Make an exact copy of the records that follow, with each picture omitted.
RECORDS Block Start
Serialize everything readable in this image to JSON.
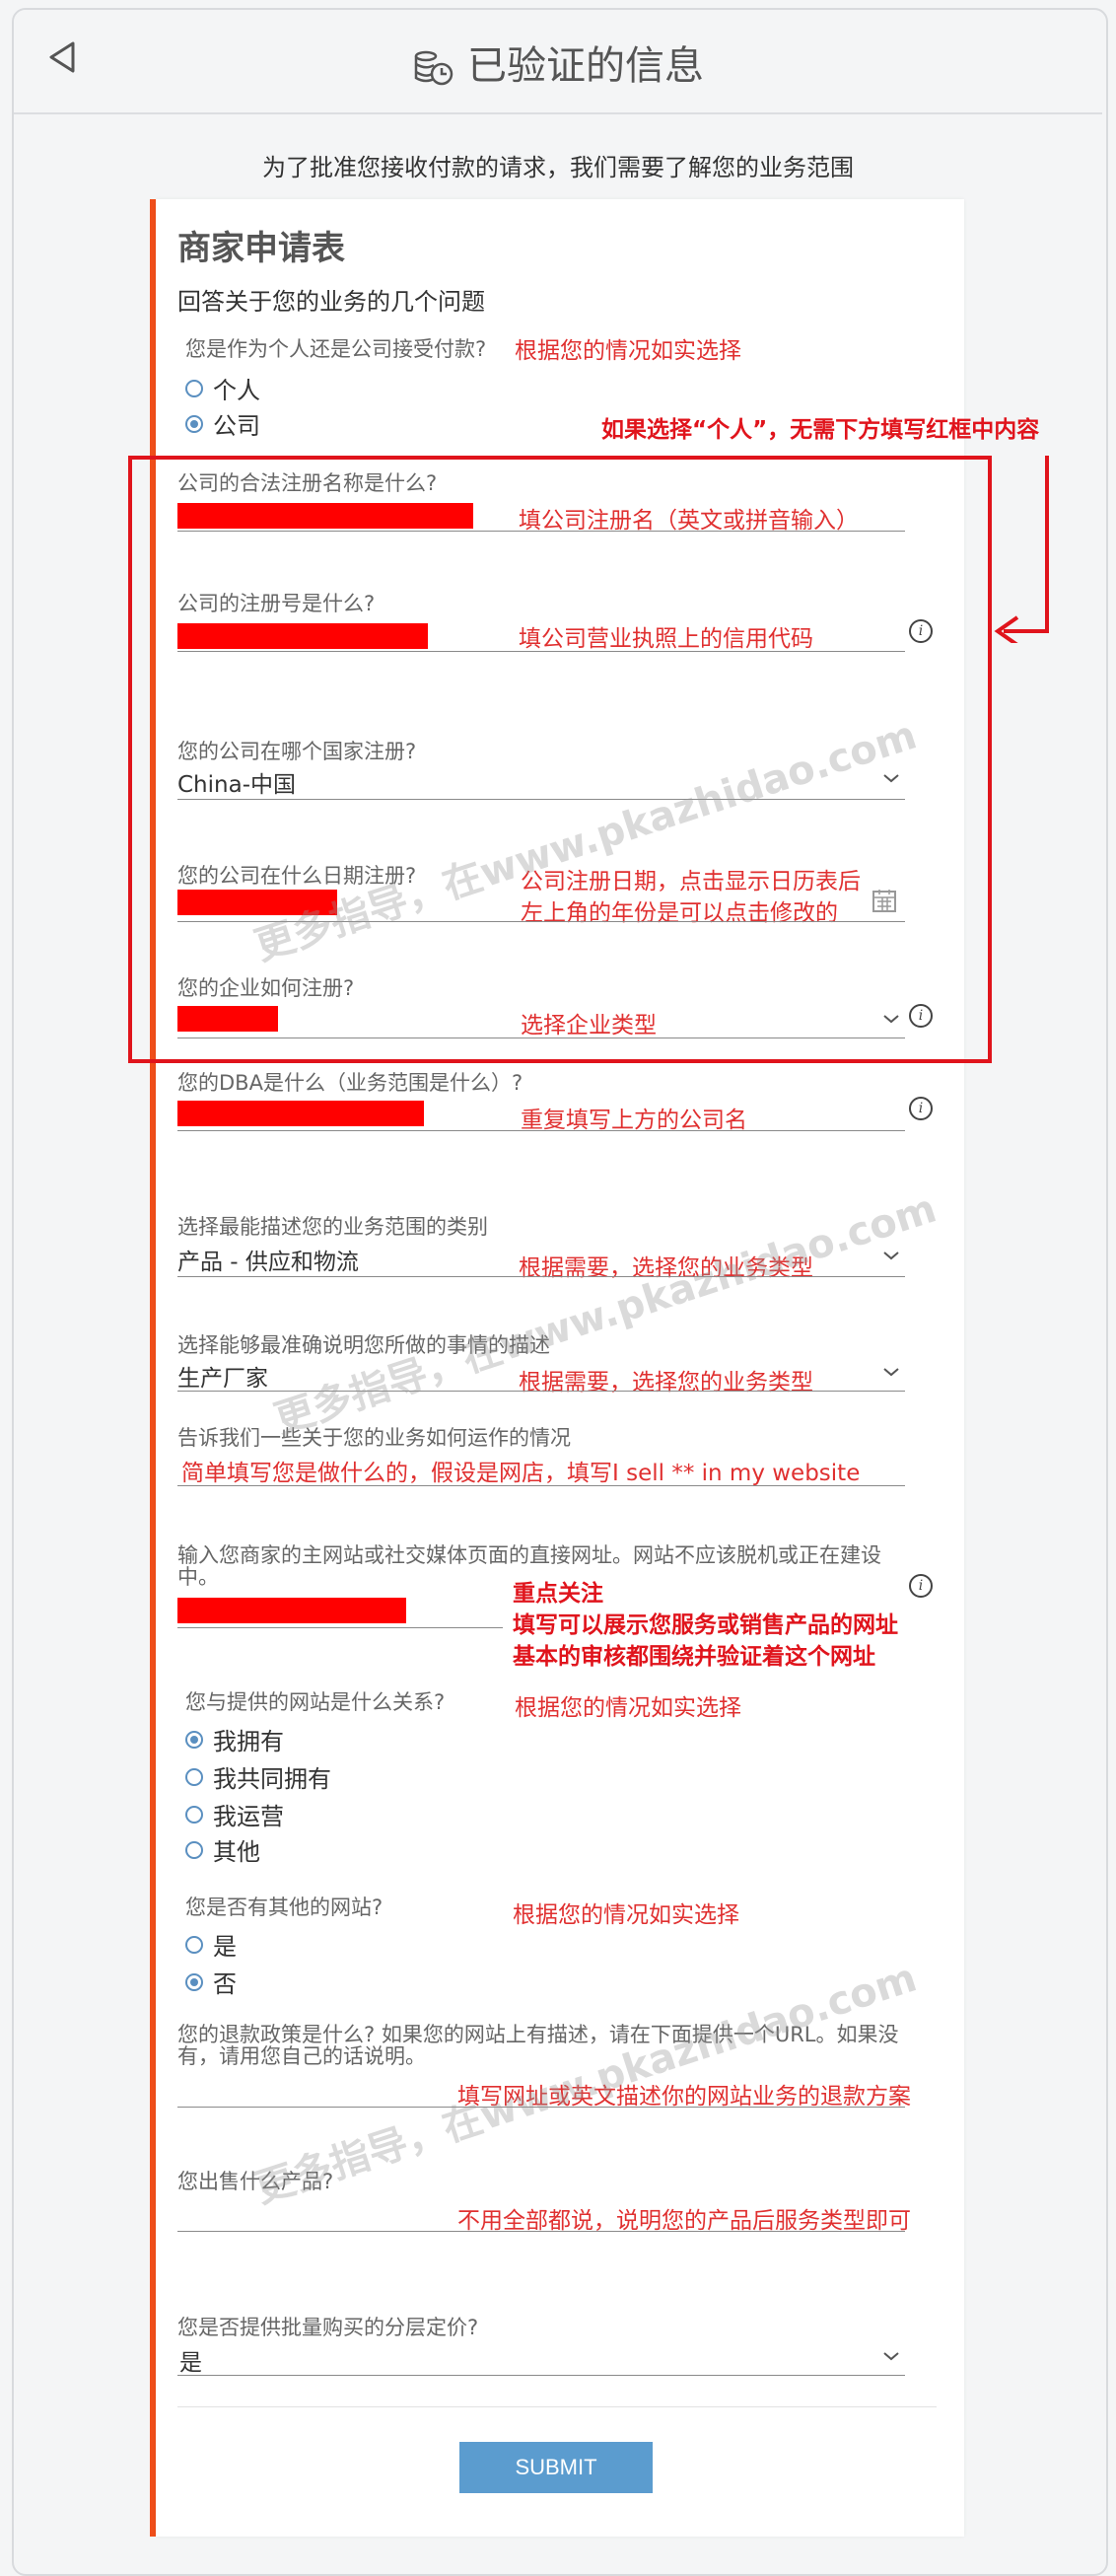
{
  "header": {
    "title": "已验证的信息"
  },
  "subtitle": "为了批准您接收付款的请求，我们需要了解您的业务范围",
  "form": {
    "title": "商家申请表",
    "subtitle": "回答关于您的业务的几个问题",
    "q_account_type": "您是作为个人还是公司接受付款?",
    "note_account_type": "根据您的情况如实选择",
    "opt_individual": "个人",
    "opt_company": "公司",
    "note_redbox": "如果选择“个人”，无需下方填写红框中内容",
    "q_legal_name": "公司的合法注册名称是什么?",
    "note_legal_name": "填公司注册名（英文或拼音输入）",
    "q_reg_number": "公司的注册号是什么?",
    "note_reg_number": "填公司营业执照上的信用代码",
    "q_country": "您的公司在哪个国家注册?",
    "country_value": "China-中国",
    "q_date": "您的公司在什么日期注册?",
    "note_date_1": "公司注册日期，点击显示日历表后",
    "note_date_2": "左上角的年份是可以点击修改的",
    "q_entity": "您的企业如何注册?",
    "note_entity": "选择企业类型",
    "q_dba": "您的DBA是什么（业务范围是什么）?",
    "note_dba": "重复填写上方的公司名",
    "q_category": "选择最能描述您的业务范围的类别",
    "category_value": "产品 - 供应和物流",
    "note_category": "根据需要，选择您的业务类型",
    "q_subcategory": "选择能够最准确说明您所做的事情的描述",
    "subcategory_value": "生产厂家",
    "note_subcategory": "根据需要，选择您的业务类型",
    "q_operation": "告诉我们一些关于您的业务如何运作的情况",
    "note_operation": "简单填写您是做什么的，假设是网店，填写I sell ** in my website",
    "q_website": "输入您商家的主网站或社交媒体页面的直接网址。网站不应该脱机或正在建设中。",
    "note_website_1": "重点关注",
    "note_website_2": "填写可以展示您服务或销售产品的网址",
    "note_website_3": "基本的审核都围绕并验证着这个网址",
    "q_relation": "您与提供的网站是什么关系?",
    "note_relation": "根据您的情况如实选择",
    "rel_opts": [
      "我拥有",
      "我共同拥有",
      "我运营",
      "其他"
    ],
    "q_other_sites": "您是否有其他的网站?",
    "note_other_sites": "根据您的情况如实选择",
    "other_opts": [
      "是",
      "否"
    ],
    "q_refund": "您的退款政策是什么? 如果您的网站上有描述，请在下面提供一个URL。如果没有，请用您自己的话说明。",
    "note_refund": "填写网址或英文描述你的网站业务的退款方案",
    "q_products": "您出售什么产品?",
    "note_products": "不用全部都说，说明您的产品后服务类型即可",
    "q_tiered": "您是否提供批量购买的分层定价?",
    "tiered_value": "是",
    "submit_label": "SUBMIT"
  },
  "watermarks": [
    "更多指导，在www.pkazhidao.com",
    "更多指导，在www.pkazhidao.com",
    "更多指导，在www.pkazhidao.com"
  ],
  "colors": {
    "accent_bar": "#f04e1a",
    "annotation_red": "#e0141c",
    "button": "#5b9ccf",
    "radio": "#5a8fc0"
  }
}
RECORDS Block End
**RESULT OF THE TASK:**
Serialize everything readable in this image to JSON.
{
  "header": {
    "title": "已验证的信息"
  },
  "subtitle": "为了批准您接收付款的请求，我们需要了解您的业务范围",
  "form": {
    "title": "商家申请表",
    "subtitle": "回答关于您的业务的几个问题",
    "q_account_type": "您是作为个人还是公司接受付款?",
    "note_account_type": "根据您的情况如实选择",
    "opt_individual": "个人",
    "opt_company": "公司",
    "note_redbox": "如果选择“个人”，无需下方填写红框中内容",
    "q_legal_name": "公司的合法注册名称是什么?",
    "note_legal_name": "填公司注册名（英文或拼音输入）",
    "q_reg_number": "公司的注册号是什么?",
    "note_reg_number": "填公司营业执照上的信用代码",
    "q_country": "您的公司在哪个国家注册?",
    "country_value": "China-中国",
    "q_date": "您的公司在什么日期注册?",
    "note_date_1": "公司注册日期，点击显示日历表后",
    "note_date_2": "左上角的年份是可以点击修改的",
    "q_entity": "您的企业如何注册?",
    "note_entity": "选择企业类型",
    "q_dba": "您的DBA是什么（业务范围是什么）?",
    "note_dba": "重复填写上方的公司名",
    "q_category": "选择最能描述您的业务范围的类别",
    "category_value": "产品 - 供应和物流",
    "note_category": "根据需要，选择您的业务类型",
    "q_subcategory": "选择能够最准确说明您所做的事情的描述",
    "subcategory_value": "生产厂家",
    "note_subcategory": "根据需要，选择您的业务类型",
    "q_operation": "告诉我们一些关于您的业务如何运作的情况",
    "note_operation": "简单填写您是做什么的，假设是网店，填写I sell ** in my website",
    "q_website": "输入您商家的主网站或社交媒体页面的直接网址。网站不应该脱机或正在建设中。",
    "note_website_1": "重点关注",
    "note_website_2": "填写可以展示您服务或销售产品的网址",
    "note_website_3": "基本的审核都围绕并验证着这个网址",
    "q_relation": "您与提供的网站是什么关系?",
    "note_relation": "根据您的情况如实选择",
    "rel_opts": [
      "我拥有",
      "我共同拥有",
      "我运营",
      "其他"
    ],
    "q_other_sites": "您是否有其他的网站?",
    "note_other_sites": "根据您的情况如实选择",
    "other_opts": [
      "是",
      "否"
    ],
    "q_refund": "您的退款政策是什么? 如果您的网站上有描述，请在下面提供一个URL。如果没有，请用您自己的话说明。",
    "note_refund": "填写网址或英文描述你的网站业务的退款方案",
    "q_products": "您出售什么产品?",
    "note_products": "不用全部都说，说明您的产品后服务类型即可",
    "q_tiered": "您是否提供批量购买的分层定价?",
    "tiered_value": "是",
    "submit_label": "SUBMIT"
  },
  "watermarks": [
    "更多指导，在www.pkazhidao.com",
    "更多指导，在www.pkazhidao.com",
    "更多指导，在www.pkazhidao.com"
  ],
  "colors": {
    "accent_bar": "#f04e1a",
    "annotation_red": "#e0141c",
    "button": "#5b9ccf",
    "radio": "#5a8fc0"
  }
}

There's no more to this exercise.